Hello, welcome to part 2 of the Node.js best practices. Let me right away jump into talking about what security threats can occur and how you can avoid them.
Let’s also understand the fact that, we might not be able to stop every attack that attackers might initiate to harm our apps, but we can ensure that we are watchful of what we are building…
- Use security linters
Let’s catch and act on common security vulnerabilities while writing the code itself…
For that you can use linter plugins which can automatically test source code, identify faults, and alert the developer of the potential vulnerability within the app. There are JS linting tools which you can use within Node.js such as JSHint, ESLint and TSLint.
2. Do you store plain text secrets in your config files?
If yes, then stop doing that from now on…
Writing secure code is good but it will be of no use if you store plain text secrets in your config files. This is not a good and recommended practice. You must use some secret management solution like “Vault” so that your secrets are not easily readable. If you don’t want to use it, at least encrypt your secrets when you store them and keep rotating them on a regular basis
3. Implement HTTP response headers
I’ve observed that the security of HTTP headers is often ignored by developers, but remember — it has the potential to leak sensitive information to attackers.
You can use CORS ( Cross-Origin Resource Sharing) which is an HTTP-header based mechanism that allows a server to indicate any origins (domain, scheme, or port) other than its own from which a browser should permit loading resources. Other than this you can use an express middleware called “Helmet” which can implement 11 different header-based security mechanisms with just one line of code.
import helmet from “helmet”;
4. Run Node.js as a non-root user
Running the Node.js application as a root user with unlimited privileges is a common thing.
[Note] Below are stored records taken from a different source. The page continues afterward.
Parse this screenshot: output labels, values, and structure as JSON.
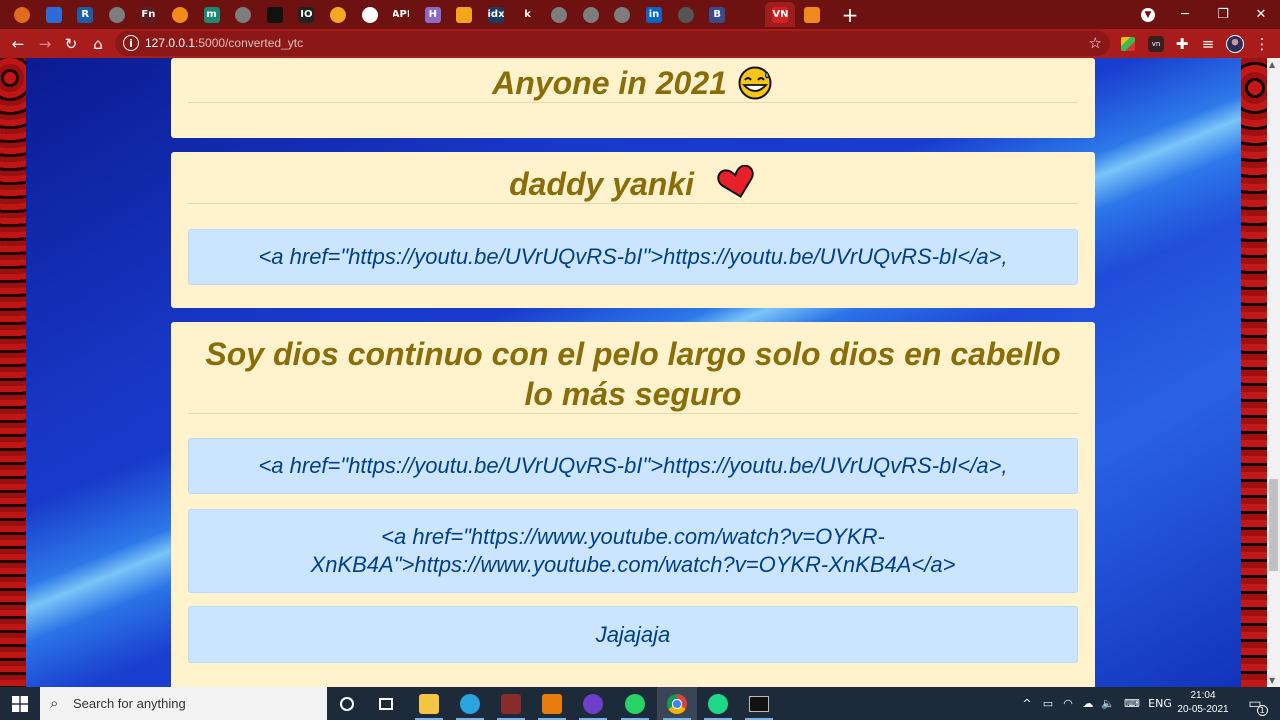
{
  "browser": {
    "tabs": [
      {
        "icon": "blender-ring-icon",
        "text": "",
        "bg": "#e06b1a",
        "active": false
      },
      {
        "icon": "swift-bird-icon",
        "text": "",
        "bg": "#2c6cd6",
        "active": false
      },
      {
        "icon": "r-letter-icon",
        "text": "R",
        "bg": "#1d5ea8",
        "active": false
      },
      {
        "icon": "blocked-circle-icon",
        "text": "",
        "bg": "#7d7d7d",
        "active": false
      },
      {
        "icon": "fn-letters-icon",
        "text": "Fn",
        "bg": "#5b1d1d",
        "active": false
      },
      {
        "icon": "orange-circle-icon",
        "text": "",
        "bg": "#f28b1c",
        "active": false
      },
      {
        "icon": "teal-m-icon",
        "text": "m",
        "bg": "#1b8a74",
        "active": false
      },
      {
        "icon": "blocked-circle-icon",
        "text": "",
        "bg": "#7d7d7d",
        "active": false
      },
      {
        "icon": "dark-box-icon",
        "text": "",
        "bg": "#111111",
        "active": false
      },
      {
        "icon": "io-box-icon",
        "text": "IO",
        "bg": "#222222",
        "active": false
      },
      {
        "icon": "flame-icon",
        "text": "",
        "bg": "#f5a623",
        "active": false
      },
      {
        "icon": "github-icon",
        "text": "",
        "bg": "#ffffff",
        "active": false
      },
      {
        "icon": "api-text-icon",
        "text": "API",
        "bg": "#6e1111",
        "active": false
      },
      {
        "icon": "h-letter-icon",
        "text": "H",
        "bg": "#8e6ac8",
        "active": false
      },
      {
        "icon": "k-orange-icon",
        "text": "",
        "bg": "#f3a51b",
        "active": false
      },
      {
        "icon": "idx-box-icon",
        "text": "idx",
        "bg": "#1e3a5f",
        "active": false
      },
      {
        "icon": "k-blue-icon",
        "text": "k",
        "bg": "#6e1111",
        "active": false
      },
      {
        "icon": "blocked-circle-icon",
        "text": "",
        "bg": "#7d7d7d",
        "active": false
      },
      {
        "icon": "blocked-circle-icon",
        "text": "",
        "bg": "#7d7d7d",
        "active": false
      },
      {
        "icon": "blocked-circle-icon",
        "text": "",
        "bg": "#7d7d7d",
        "active": false
      },
      {
        "icon": "linkedin-icon",
        "text": "in",
        "bg": "#0a66c2",
        "active": false
      },
      {
        "icon": "avatar-photo-icon",
        "text": "",
        "bg": "#555555",
        "active": false
      },
      {
        "icon": "b-letter-icon",
        "text": "B",
        "bg": "#3b4a8a",
        "active": false
      },
      {
        "icon": "speaker-icon",
        "text": "",
        "bg": "#6e1111",
        "active": false
      },
      {
        "icon": "mv-logo-icon",
        "text": "VN",
        "bg": "#d42020",
        "active": true
      },
      {
        "icon": "book-icon",
        "text": "",
        "bg": "#f08a1c",
        "active": false
      }
    ],
    "url": {
      "host": "127.0.0.1",
      "path": ":5000/converted_ytc"
    }
  },
  "posts": [
    {
      "title": "Anyone in 2021",
      "emoji": "grinning-sweat-face-icon",
      "links": []
    },
    {
      "title": "daddy yanki",
      "emoji": "red-heart-icon",
      "links": [
        "<a href=\"https://youtu.be/UVrUQvRS-bI\">https://youtu.be/UVrUQvRS-bI</a>,"
      ]
    },
    {
      "title": "Soy dios continuo con el pelo largo solo dios en cabello lo más seguro",
      "emoji": "",
      "links": [
        "<a href=\"https://youtu.be/UVrUQvRS-bI\">https://youtu.be/UVrUQvRS-bI</a>,",
        "<a href=\"https://www.youtube.com/watch?v=OYKR-XnKB4A\">https://www.youtube.com/watch?v=OYKR-XnKB4A</a>",
        "Jajajaja"
      ]
    }
  ],
  "taskbar": {
    "search_placeholder": "Search for anything",
    "apps": [
      "cortana-circle-icon",
      "task-view-icon",
      "file-explorer-icon",
      "telegram-icon",
      "game-icon",
      "blender-icon",
      "github-desktop-icon",
      "whatsapp-icon",
      "chrome-icon",
      "pycharm-icon",
      "terminal-icon"
    ],
    "lang": "ENG",
    "time": "21:04",
    "date": "20-05-2021",
    "notifications": "1"
  }
}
Isn’t it?
But, if used incorrectly, it can open a box of privacy and security threats — simply because the attackers who run any script on the server will get access to these unlimited privileges.
So, it is recommended to use Node.js as a non-root user.
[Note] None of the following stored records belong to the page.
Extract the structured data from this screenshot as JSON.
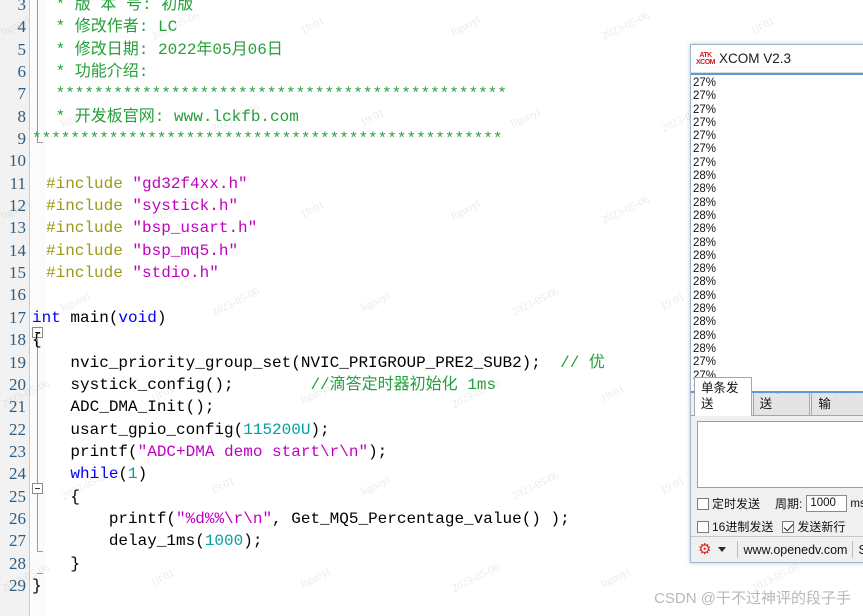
{
  "editor": {
    "first_line_number": 3,
    "lines": [
      {
        "num": 3,
        "indent": true,
        "tokens": [
          {
            "t": " * 版 本 号: 初版",
            "c": "comment"
          }
        ]
      },
      {
        "num": 4,
        "indent": true,
        "tokens": [
          {
            "t": " * 修改作者: LC",
            "c": "comment"
          }
        ]
      },
      {
        "num": 5,
        "indent": true,
        "tokens": [
          {
            "t": " * 修改日期: 2022年05月06日",
            "c": "comment"
          }
        ]
      },
      {
        "num": 6,
        "indent": true,
        "tokens": [
          {
            "t": " * 功能介绍:",
            "c": "comment"
          }
        ]
      },
      {
        "num": 7,
        "indent": true,
        "tokens": [
          {
            "t": " ***********************************************",
            "c": "comment"
          }
        ]
      },
      {
        "num": 8,
        "indent": true,
        "tokens": [
          {
            "t": " * 开发板官网: www.lckfb.com",
            "c": "comment"
          }
        ]
      },
      {
        "num": 9,
        "indent": false,
        "tokens": [
          {
            "t": "*************************************************",
            "c": "comment"
          }
        ]
      },
      {
        "num": 10,
        "indent": false,
        "tokens": [
          {
            "t": "",
            "c": "plain"
          }
        ]
      },
      {
        "num": 11,
        "indent": true,
        "tokens": [
          {
            "t": "#include ",
            "c": "pp"
          },
          {
            "t": "\"gd32f4xx.h\"",
            "c": "str"
          }
        ]
      },
      {
        "num": 12,
        "indent": true,
        "tokens": [
          {
            "t": "#include ",
            "c": "pp"
          },
          {
            "t": "\"systick.h\"",
            "c": "str"
          }
        ]
      },
      {
        "num": 13,
        "indent": true,
        "tokens": [
          {
            "t": "#include ",
            "c": "pp"
          },
          {
            "t": "\"bsp_usart.h\"",
            "c": "str"
          }
        ]
      },
      {
        "num": 14,
        "indent": true,
        "tokens": [
          {
            "t": "#include ",
            "c": "pp"
          },
          {
            "t": "\"bsp_mq5.h\"",
            "c": "str"
          }
        ]
      },
      {
        "num": 15,
        "indent": true,
        "tokens": [
          {
            "t": "#include ",
            "c": "pp"
          },
          {
            "t": "\"stdio.h\"",
            "c": "str"
          }
        ]
      },
      {
        "num": 16,
        "indent": false,
        "tokens": [
          {
            "t": "",
            "c": "plain"
          }
        ]
      },
      {
        "num": 17,
        "indent": false,
        "tokens": [
          {
            "t": "int ",
            "c": "kw"
          },
          {
            "t": "main(",
            "c": "plain"
          },
          {
            "t": "void",
            "c": "kw"
          },
          {
            "t": ")",
            "c": "plain"
          }
        ]
      },
      {
        "num": 18,
        "indent": false,
        "tokens": [
          {
            "t": "{",
            "c": "plain"
          }
        ]
      },
      {
        "num": 19,
        "indent": false,
        "tokens": [
          {
            "t": "    nvic_priority_group_set(NVIC_PRIGROUP_PRE2_SUB2);  ",
            "c": "plain"
          },
          {
            "t": "// 优",
            "c": "comment"
          }
        ]
      },
      {
        "num": 20,
        "indent": false,
        "tokens": [
          {
            "t": "    systick_config();        ",
            "c": "plain"
          },
          {
            "t": "//滴答定时器初始化 1ms",
            "c": "comment"
          }
        ]
      },
      {
        "num": 21,
        "indent": false,
        "tokens": [
          {
            "t": "    ADC_DMA_Init();",
            "c": "plain"
          }
        ]
      },
      {
        "num": 22,
        "indent": false,
        "tokens": [
          {
            "t": "    usart_gpio_config(",
            "c": "plain"
          },
          {
            "t": "115200U",
            "c": "num"
          },
          {
            "t": ");",
            "c": "plain"
          }
        ]
      },
      {
        "num": 23,
        "indent": false,
        "tokens": [
          {
            "t": "    printf(",
            "c": "plain"
          },
          {
            "t": "\"ADC+DMA demo start\\r\\n\"",
            "c": "str"
          },
          {
            "t": ");",
            "c": "plain"
          }
        ]
      },
      {
        "num": 24,
        "indent": false,
        "tokens": [
          {
            "t": "    ",
            "c": "plain"
          },
          {
            "t": "while",
            "c": "kw"
          },
          {
            "t": "(",
            "c": "plain"
          },
          {
            "t": "1",
            "c": "num"
          },
          {
            "t": ")",
            "c": "plain"
          }
        ]
      },
      {
        "num": 25,
        "indent": false,
        "tokens": [
          {
            "t": "    {",
            "c": "plain"
          }
        ]
      },
      {
        "num": 26,
        "indent": false,
        "tokens": [
          {
            "t": "        printf(",
            "c": "plain"
          },
          {
            "t": "\"%d%%\\r\\n\"",
            "c": "str"
          },
          {
            "t": ", Get_MQ5_Percentage_value() );",
            "c": "plain"
          }
        ]
      },
      {
        "num": 27,
        "indent": false,
        "tokens": [
          {
            "t": "        delay_1ms(",
            "c": "plain"
          },
          {
            "t": "1000",
            "c": "num"
          },
          {
            "t": ");",
            "c": "plain"
          }
        ]
      },
      {
        "num": 28,
        "indent": false,
        "tokens": [
          {
            "t": "    }",
            "c": "plain"
          }
        ]
      },
      {
        "num": 29,
        "indent": false,
        "tokens": [
          {
            "t": "}",
            "c": "plain"
          }
        ]
      }
    ]
  },
  "xcom": {
    "title": "XCOM V2.3",
    "logo_line1": "ATK",
    "logo_line2": "XCOM",
    "receive_lines": [
      "27%",
      "27%",
      "27%",
      "27%",
      "27%",
      "27%",
      "27%",
      "28%",
      "28%",
      "28%",
      "28%",
      "28%",
      "28%",
      "28%",
      "28%",
      "28%",
      "28%",
      "28%",
      "28%",
      "28%",
      "28%",
      "27%",
      "27%",
      "27%"
    ],
    "tabs": [
      {
        "label": "单条发送",
        "active": true
      },
      {
        "label": "多条发送",
        "active": false
      },
      {
        "label": "协议传输",
        "active": false
      }
    ],
    "send_input_value": "",
    "options": {
      "timed_send_label": "定时发送",
      "timed_send_checked": false,
      "period_label": "周期:",
      "period_value": "1000",
      "period_unit": "ms",
      "hex_send_label": "16进制发送",
      "hex_send_checked": false,
      "newline_label": "发送新行",
      "newline_checked": true
    },
    "statusbar": {
      "gear_icon": "gear-icon",
      "site": "www.openedv.com",
      "trailing": "S"
    }
  },
  "watermarks": {
    "csdn": "CSDN @干不过神评的段子手",
    "tiled": [
      "liguoyi",
      "2023-05-06",
      "19:01",
      "liguoyi",
      "2023-05-06",
      "19:01",
      "liguoyi",
      "2023-05-06",
      "19:01",
      "liguoyi",
      "2023-05-06",
      "19:01",
      "liguoyi",
      "2023-05-06",
      "19:01",
      "liguoyi",
      "2023-05-06",
      "19:01",
      "liguoyi",
      "2023-05-06"
    ]
  },
  "colors": {
    "comment_green": "#23a03a",
    "string_magenta": "#c000c0",
    "keyword_blue": "#0000ff",
    "number_teal": "#00a0a0",
    "preproc_olive": "#9a9a16",
    "xcom_border_blue": "#5b9bd5",
    "gear_red": "#e02020"
  }
}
5. Make your build pipeline fluid and strong
When you leave the web application or servers unprotected or have weak security standards in place, security configuration vulnerabilities are bound to happen.
Due to this, the whole app ecosystem, i.e., app containers, database, server, etc., can come under serious security threat. And the primary reason for these threats is weak build pipelines.
A pipeline is a process that drives development through a path of building, testing, and deploying code, also known as CI/CD (continuous integration and continuous deployment).
Such build pipelines can be an entry point for security misconfiguration attacks. So, by making the build pipeline robust and fluid, you can protect your Node.js web application from any type of security vulnerability.
6. Make sure that the packages are up to date
Even if you write the best codes in the world, any third-party code you use, directly or indirectly, can cause security issues.
Also you can use “npm audit” which will warn you about the vulnerable packages in your app.
Having mentioned all these points, I also understand that few or even majority of them might get overlooked when we have deadlines to meet. But always remember, if you consider security at every step of the SDLC or app development life cycle, then it won’t be a daunting task. It will help you in making your application less prone to security and data threats.
What are the practices that you follow, I’d love to hear back. Let me know in the comments section.
Founder and CEO of an IT company in India, I have more than 25 years experience of in dealing with people, processes, and codes. I started online training for my students when it was not in fashion and have trained more than 1000 students/working professionals personally which has helped them to secure awesome jobs or even start their own businesses.
I am also been an active corporate trainer for several years now and have been consulting with top Fortune 500/1000 companies to streamline their development projects efficiently. My goal is to share knowledge with a primary focus on advanced tools & techniques, projects, and standard programming practices to help my students understand the basics and fundamentals and make awesome technological implementations.